The Type Ia supernova remnant (SNR) G344.7-0.1 resides about 19,600 light-years away in the constellation of Scorpius.
This composite image shows SNR G344.7-0.1 through the eyes of different telescopes: X-rays from Chandra (blue) have been combined with infrared data from NASA’s Spitzer Space Telescope (yellow and green) as well as radio data from the NSF’s Very Large Array and CSIRO’s Australia Telescope Compact Array (red). Image credit: NASA / CXC / Tokyo University of Science / Fukushima et al. / JPL / Spitzer / CSIRO / ATNF / ATCA.
Type Ia supernovae are thought to result from thermonuclear explosions of white dwarfs in a binary system.

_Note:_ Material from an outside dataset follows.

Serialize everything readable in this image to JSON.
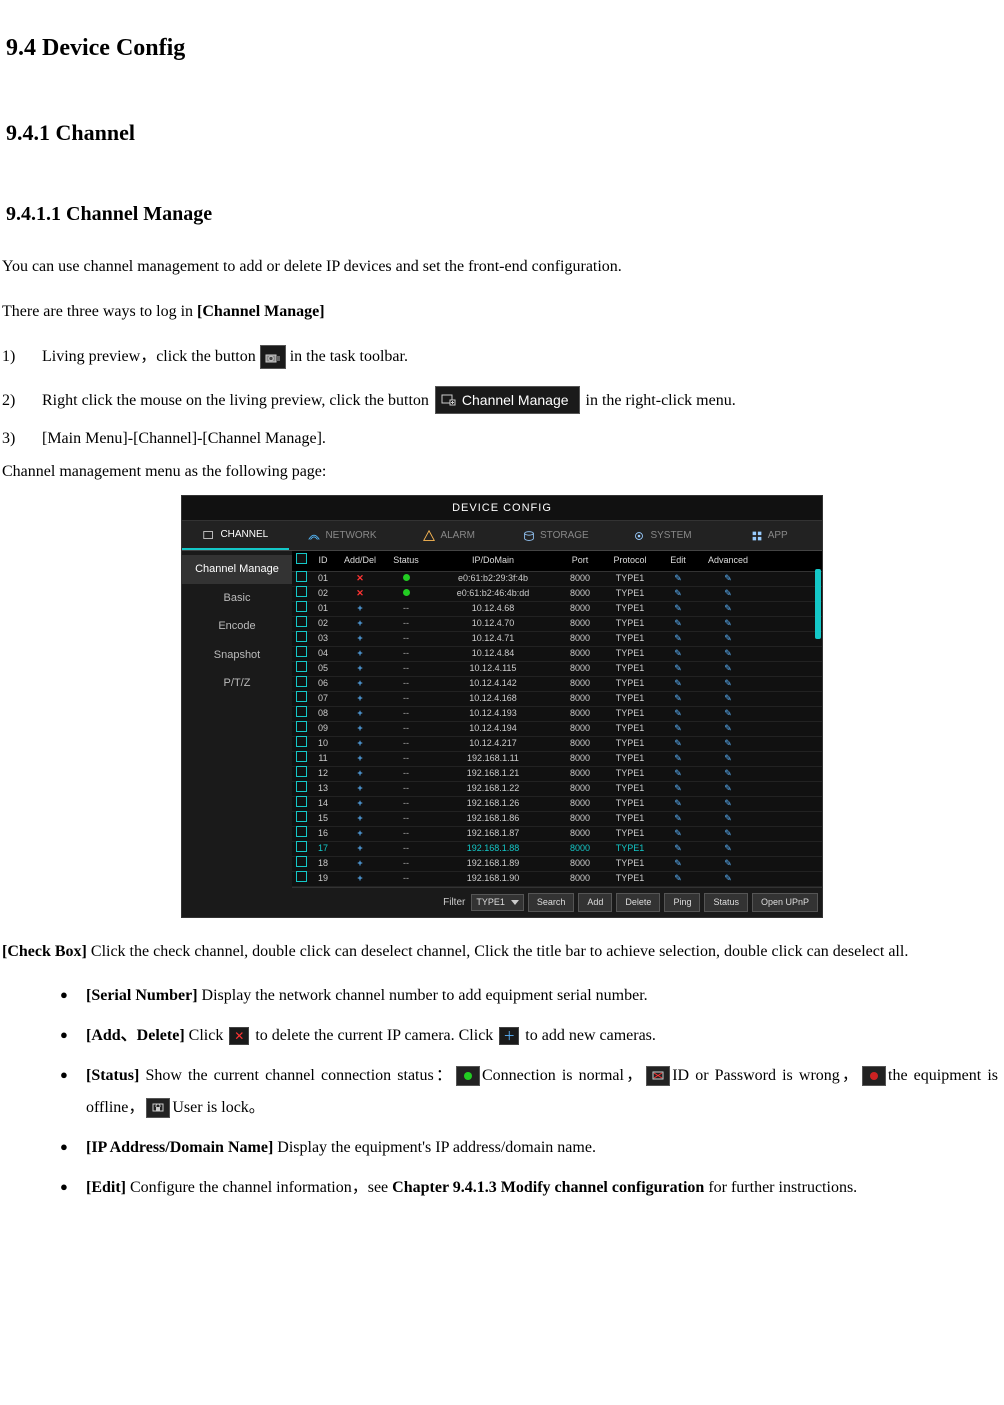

Since the peak luminosity in the optical part of the spectrum is almost uniform among these explosions, they can be utilized as distance indicators in cosmology.
Type Ia supernovae also play an important role as major suppliers of iron, contributing to the chemical enrichment of our Milky Way Galaxy.
Despite this importance, however, many fundamental aspects of these events remain elusive.
X-ray observations of supernova remnants offer a unique way to address the relevant open questions, as they allow us to measure the composition and distribution of heavy elements that were synthesized during the stellar explosion.
“We estimate that SNR G344.7-0.1 is about 3,000 to 6,000 years old in Earth’s time frame,” said Tokyo University of Science astronomer Kotaro Fukushima and colleagues.
“On the other hand, the most well-known and widely-observed Type Ia remnants, including Kepler, Tycho, and SN 1006, have all exploded within the last millennium or so as seen from Earth.”
“Therefore, the deep look at G344.7-0.1 with NASA’s Chandra X-ray Observatory gives us a window into an important phase later in the evolution of a Type Ia supernova remnant.”
This three-color Chandra image of SNR G344.7-0.1 shows that the densest iron is located to the right of the supernova remnant’s geometric center; this asymmetry is likely caused by gas surrounding the remnant being denser on the right than it is on the left. Image credit: NASA / CXC / Tokyo University of Science / Fukushima et al.
X-rays in supernova remnants are produced by both the expanding blast wave and the stellar debris.
As the debris moves outward from the initial explosion, it encounters resistance from surrounding gas and slows down, creating a reverse shock wave that travels back toward the center of the explosion.
This process is analogous to a traffic jam on a highway, where as times passes an increasing number of cars will stop or slow down behind the accident, causing the traffic jam to travel backwards.
The reverse shock heats the debris to millions of degrees, causing it to glow in X-rays.
Type Ia remnants like Kepler, Tycho and SN 1006 are too young for the reverse shock to have time to plausibly travel backwards to heat all of the debris in the remnant’s center.
However, the relatively advanced age of SNR G344.7-0.1 means that the reverse shock has moved back through the entire debris field.
“The Chandra image of SNR G344.7-0.1 shows that the region with the highest density of iron is surrounded by arc-like structures containing silicon,” the astronomers said.
“Similar arc-like structures are found for sulfur, argon, and calcium.”
“The Chandra data also suggest that the region with the highest density iron has been heated by the reverse shock more recently than the elements in the arc-like structures, implying that it is located near the true center of the stellar explosion.”
“These results support the predictions of models for Type Ia supernova explosions, which show that heavier elements are produced in the interior of an exploding white dwarf.”
The team’s paper was published in the Astrophysical Journal.
Kotaro Fukushima et al. 2020. Element Stratification in the Middle-aged SN Ia Remnant G344.7-0.1. ApJ 897, 62; doi: 10.3847/1538-4357/ab94a6